Sie sind auf Seite 1von 1


Socialization or Deviance

Edwin Sutherland: Differential Association Theory

Premise/ argument of selected


Person's tendency towards deviance depends on the

contact with others who encourage or reject
conventional behavior

Concept(s) in socialization

Family, mass media, and the state served as agents of

socialization in the film

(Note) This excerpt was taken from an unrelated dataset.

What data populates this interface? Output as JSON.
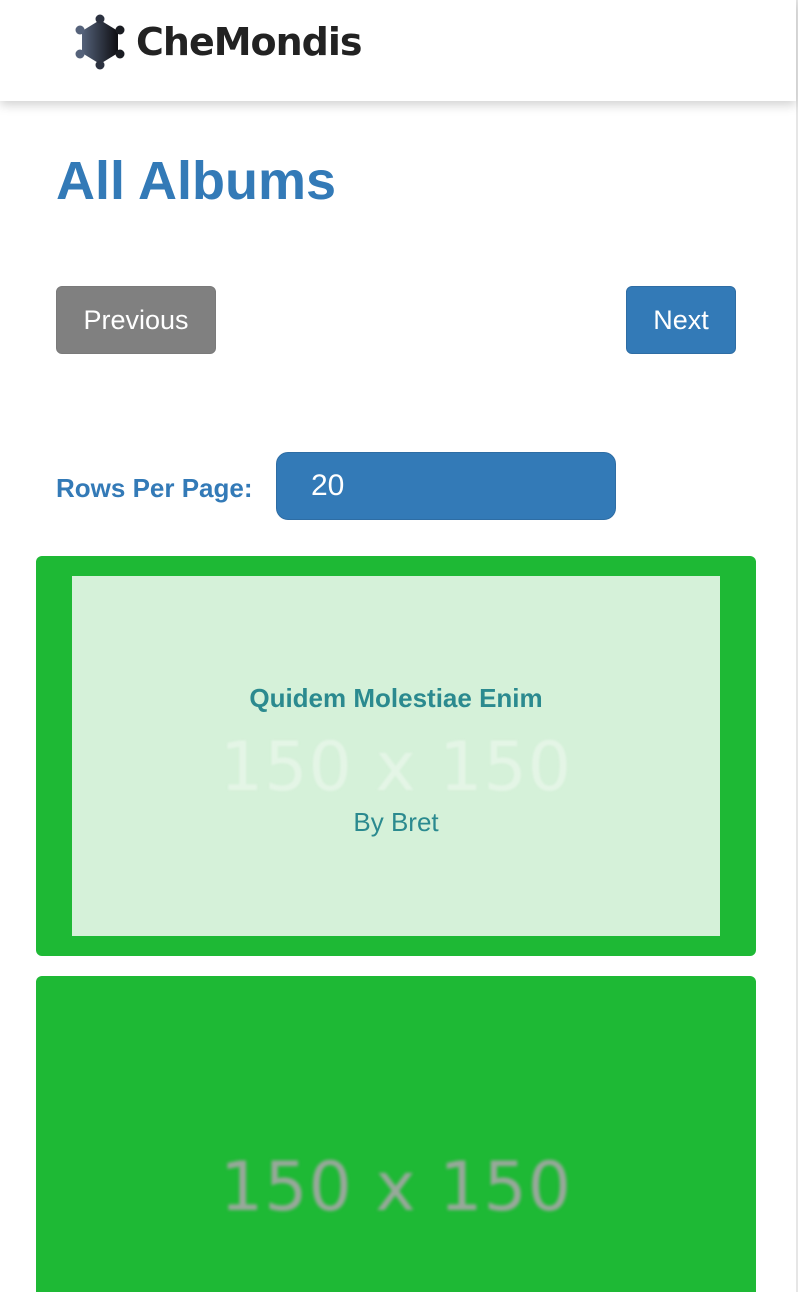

Discussion: How did the film illuminate and reinforce the sociological theories [i.e. socialization,
deviance] discussed in class?
The film, "American History X," is mainly about how Derek Vinyard's father influenced his strong dislike
for dark colored people, and him further influencing his little brother, Danny, into having the same frame
of mind. Thus, the main theory of socialization and deviance presented in this movie is Edwin
Sutherland's Differential Association Theory, which states that a person's deviance is dependent on his
interaction with people who encourage or reject conventional behavior. Derek looked up to his father, and
accepted his arguments about white people not getting what they deserve since black people have been
getting special treatment just because theyre black. This also changed his admiration for his black
teacher, Mr. Sweeney. After Derek loses his father and becomes imprisoned, Danny idolizes his older
brother and chooses to interact with the group of white people that the latter has founded and slowly turns
into a younger version of Derek
Another theory that is evident in "American History X" is George Herbert Mead's Theory of the Self. In
the preparatory stage, Mead tells us that "Children merely imitate the people around them especially
family members with whom they continually interact." The lack of a father figure led Derek into playing
the patriarchal role in the family, and served as Danny's role model, which he chooses to imitate. Charles
Cooley's Looking-Glass Self, which states that our view of ourselves may also come from what we think
other people think about us, is proven in the film in a scene wherein Derek's father got disappointed with
his admiration for his black teacher, and his interest on the book that this teacher assigned him to read.
This then led Derek into contemplating about his own personal beliefs. In this particular scene, we can see
how a father can influence his son's view of himself.
Durkheim also presents the theory that states that it is not in the act that crime appears to be deviant; but it
is because the act is something that society unanimously opposes to and is manifested in the movie by the
fathers great influence over his son Derek which completely alters the perspective of the latter towards
the black people, passing the hatred that the father has into the offspring. His anger turns to rage and
eventually leads to violence. Based on Erving Goffmans Presentation of Self, it was already
preconditioned in the minds of the people that white men are good and black men are bad. It is because of
this theory why crime committed by white men is viewed in a lesser degree than black men. No one is
born being a racist. Clearly, racism is an interstice for Dereks anger. With no one to blame, Derek uses
the black men to express his feelings about his fathers death. Violence towards black men is his attempt
to replace his feeling of fear and pain. Out of his desperation to get rid of these feeling he created faulty
decisions that was never his intention in the first place.